Task item:
Write out every line below that contains "Display".

● ● ●

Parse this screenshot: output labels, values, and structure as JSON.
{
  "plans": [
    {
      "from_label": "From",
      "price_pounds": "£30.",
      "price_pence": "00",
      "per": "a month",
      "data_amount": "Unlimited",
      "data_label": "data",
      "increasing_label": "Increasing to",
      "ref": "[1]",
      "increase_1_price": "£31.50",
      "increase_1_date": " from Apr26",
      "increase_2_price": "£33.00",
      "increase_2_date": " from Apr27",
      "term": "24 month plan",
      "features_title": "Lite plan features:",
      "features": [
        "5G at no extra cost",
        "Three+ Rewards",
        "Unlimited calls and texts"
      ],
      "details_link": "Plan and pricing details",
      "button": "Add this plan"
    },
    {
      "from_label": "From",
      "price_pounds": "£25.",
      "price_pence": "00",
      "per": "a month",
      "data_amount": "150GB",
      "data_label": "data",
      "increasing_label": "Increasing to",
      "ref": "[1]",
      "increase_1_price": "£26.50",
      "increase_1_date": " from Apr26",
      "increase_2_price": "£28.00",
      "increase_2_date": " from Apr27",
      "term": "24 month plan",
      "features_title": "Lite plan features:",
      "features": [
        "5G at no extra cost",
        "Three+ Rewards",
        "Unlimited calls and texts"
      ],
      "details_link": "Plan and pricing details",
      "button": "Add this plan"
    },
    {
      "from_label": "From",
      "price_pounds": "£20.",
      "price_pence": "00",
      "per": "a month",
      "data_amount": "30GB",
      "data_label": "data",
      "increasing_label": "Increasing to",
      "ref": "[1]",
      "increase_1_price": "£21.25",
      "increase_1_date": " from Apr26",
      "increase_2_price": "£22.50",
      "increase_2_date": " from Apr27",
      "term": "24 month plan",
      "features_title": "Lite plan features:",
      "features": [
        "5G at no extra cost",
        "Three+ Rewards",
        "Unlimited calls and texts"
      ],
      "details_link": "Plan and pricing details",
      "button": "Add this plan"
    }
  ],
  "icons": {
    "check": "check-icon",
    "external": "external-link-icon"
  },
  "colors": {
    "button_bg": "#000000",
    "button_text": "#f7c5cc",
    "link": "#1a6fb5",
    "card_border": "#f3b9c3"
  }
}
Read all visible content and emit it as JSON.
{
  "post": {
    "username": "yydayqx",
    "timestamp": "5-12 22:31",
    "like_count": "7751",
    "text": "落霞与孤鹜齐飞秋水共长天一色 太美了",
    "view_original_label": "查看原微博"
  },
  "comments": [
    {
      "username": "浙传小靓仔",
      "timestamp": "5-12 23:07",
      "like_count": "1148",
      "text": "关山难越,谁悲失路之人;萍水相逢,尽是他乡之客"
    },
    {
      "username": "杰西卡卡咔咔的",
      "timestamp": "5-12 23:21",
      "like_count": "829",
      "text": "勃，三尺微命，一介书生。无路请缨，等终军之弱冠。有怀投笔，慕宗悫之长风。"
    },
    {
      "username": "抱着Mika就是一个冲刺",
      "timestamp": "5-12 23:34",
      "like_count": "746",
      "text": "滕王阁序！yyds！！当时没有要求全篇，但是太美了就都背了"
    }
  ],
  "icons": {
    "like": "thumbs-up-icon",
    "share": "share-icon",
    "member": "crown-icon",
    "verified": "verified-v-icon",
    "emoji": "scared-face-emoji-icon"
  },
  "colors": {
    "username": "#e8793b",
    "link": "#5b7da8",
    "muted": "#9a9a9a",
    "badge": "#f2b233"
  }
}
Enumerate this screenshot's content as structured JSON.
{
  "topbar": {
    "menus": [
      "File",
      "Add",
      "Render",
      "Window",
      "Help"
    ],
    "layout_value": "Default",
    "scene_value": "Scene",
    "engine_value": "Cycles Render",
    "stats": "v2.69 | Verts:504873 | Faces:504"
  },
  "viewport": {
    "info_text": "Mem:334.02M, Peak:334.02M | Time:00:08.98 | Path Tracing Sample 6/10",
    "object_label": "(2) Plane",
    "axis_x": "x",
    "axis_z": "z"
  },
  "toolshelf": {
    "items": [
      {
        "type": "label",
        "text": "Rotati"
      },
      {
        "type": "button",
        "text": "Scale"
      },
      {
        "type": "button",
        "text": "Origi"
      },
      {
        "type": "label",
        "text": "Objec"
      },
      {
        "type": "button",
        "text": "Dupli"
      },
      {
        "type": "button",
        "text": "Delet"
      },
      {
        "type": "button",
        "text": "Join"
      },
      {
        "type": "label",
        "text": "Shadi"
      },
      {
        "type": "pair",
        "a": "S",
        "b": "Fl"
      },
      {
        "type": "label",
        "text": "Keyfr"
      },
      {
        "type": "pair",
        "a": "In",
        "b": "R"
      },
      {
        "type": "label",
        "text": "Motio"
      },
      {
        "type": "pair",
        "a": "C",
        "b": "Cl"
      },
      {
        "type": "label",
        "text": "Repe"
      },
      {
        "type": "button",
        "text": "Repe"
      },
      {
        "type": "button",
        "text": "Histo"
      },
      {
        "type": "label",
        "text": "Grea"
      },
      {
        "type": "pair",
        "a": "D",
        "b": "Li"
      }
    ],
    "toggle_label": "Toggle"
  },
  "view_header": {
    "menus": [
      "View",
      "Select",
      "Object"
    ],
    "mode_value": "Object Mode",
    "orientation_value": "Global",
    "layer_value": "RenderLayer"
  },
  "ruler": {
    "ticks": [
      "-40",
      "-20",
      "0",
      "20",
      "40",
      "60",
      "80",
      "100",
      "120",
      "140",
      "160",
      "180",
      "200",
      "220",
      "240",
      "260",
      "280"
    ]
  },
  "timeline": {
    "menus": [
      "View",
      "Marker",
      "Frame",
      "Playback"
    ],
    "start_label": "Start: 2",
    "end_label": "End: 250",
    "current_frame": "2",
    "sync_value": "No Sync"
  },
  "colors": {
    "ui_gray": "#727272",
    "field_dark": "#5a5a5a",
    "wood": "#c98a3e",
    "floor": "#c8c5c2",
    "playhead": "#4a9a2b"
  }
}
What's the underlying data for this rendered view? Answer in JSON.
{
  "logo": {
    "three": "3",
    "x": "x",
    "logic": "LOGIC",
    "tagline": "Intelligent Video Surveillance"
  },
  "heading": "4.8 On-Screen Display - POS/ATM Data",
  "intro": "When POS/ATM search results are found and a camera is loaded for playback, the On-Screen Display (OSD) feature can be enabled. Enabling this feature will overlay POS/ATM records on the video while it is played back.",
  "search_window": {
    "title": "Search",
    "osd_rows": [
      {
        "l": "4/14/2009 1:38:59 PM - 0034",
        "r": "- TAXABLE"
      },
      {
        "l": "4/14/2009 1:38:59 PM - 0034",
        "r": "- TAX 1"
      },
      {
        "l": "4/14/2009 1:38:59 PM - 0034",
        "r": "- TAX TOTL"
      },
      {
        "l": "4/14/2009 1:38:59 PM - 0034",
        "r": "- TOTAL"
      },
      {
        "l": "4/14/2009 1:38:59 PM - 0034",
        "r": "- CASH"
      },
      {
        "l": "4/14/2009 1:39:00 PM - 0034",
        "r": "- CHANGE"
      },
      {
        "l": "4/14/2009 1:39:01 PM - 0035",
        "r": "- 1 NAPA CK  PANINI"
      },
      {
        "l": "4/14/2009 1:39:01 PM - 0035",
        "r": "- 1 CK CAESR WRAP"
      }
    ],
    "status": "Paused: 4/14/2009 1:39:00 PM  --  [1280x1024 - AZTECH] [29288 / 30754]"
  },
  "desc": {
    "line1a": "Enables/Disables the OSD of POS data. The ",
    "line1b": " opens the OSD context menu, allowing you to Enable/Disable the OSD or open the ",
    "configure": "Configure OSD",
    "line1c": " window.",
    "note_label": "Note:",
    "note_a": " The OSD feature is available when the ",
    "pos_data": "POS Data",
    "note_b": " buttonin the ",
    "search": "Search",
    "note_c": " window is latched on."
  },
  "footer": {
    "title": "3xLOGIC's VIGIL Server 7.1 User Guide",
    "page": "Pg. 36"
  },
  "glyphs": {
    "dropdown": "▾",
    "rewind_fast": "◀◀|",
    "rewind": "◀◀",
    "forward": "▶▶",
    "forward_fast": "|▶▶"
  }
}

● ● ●

Task output:
  "heading": "4.8 On-Screen Display - POS/ATM Data",
  "intro": "When POS/ATM search results are found and a camera is loaded for playback, the On-Screen Display (OSD) feature can be enabled. Enabling this feature will overlay POS/ATM records on the video while it is played back.",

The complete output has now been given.